**Required work**
Please state how many lines in the records below contain the word "this"; the answer should be a number and nothing else.

Start of Provided entries

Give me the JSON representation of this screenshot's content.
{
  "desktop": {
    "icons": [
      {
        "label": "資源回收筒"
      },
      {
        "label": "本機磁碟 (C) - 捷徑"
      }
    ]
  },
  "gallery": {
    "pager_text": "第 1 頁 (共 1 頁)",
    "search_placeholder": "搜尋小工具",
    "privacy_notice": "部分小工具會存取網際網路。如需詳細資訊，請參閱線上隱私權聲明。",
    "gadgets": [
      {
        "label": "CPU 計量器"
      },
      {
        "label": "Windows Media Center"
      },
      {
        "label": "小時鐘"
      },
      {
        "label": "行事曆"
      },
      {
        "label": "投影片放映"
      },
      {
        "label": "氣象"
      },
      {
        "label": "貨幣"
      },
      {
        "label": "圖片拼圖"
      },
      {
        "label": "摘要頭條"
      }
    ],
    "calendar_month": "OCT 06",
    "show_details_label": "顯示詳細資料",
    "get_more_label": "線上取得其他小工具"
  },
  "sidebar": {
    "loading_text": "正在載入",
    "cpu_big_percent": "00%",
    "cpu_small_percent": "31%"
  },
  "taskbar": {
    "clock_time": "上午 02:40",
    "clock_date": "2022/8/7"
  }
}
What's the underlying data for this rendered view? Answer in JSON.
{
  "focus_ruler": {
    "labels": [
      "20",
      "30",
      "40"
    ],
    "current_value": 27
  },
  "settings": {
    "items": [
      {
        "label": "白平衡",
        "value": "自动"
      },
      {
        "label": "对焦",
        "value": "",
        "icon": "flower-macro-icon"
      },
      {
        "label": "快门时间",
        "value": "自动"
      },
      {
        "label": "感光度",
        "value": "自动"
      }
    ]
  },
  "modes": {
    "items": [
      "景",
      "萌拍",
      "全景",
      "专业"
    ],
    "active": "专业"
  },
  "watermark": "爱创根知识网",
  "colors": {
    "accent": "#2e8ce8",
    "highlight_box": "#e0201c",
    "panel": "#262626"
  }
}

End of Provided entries

**Task response**
2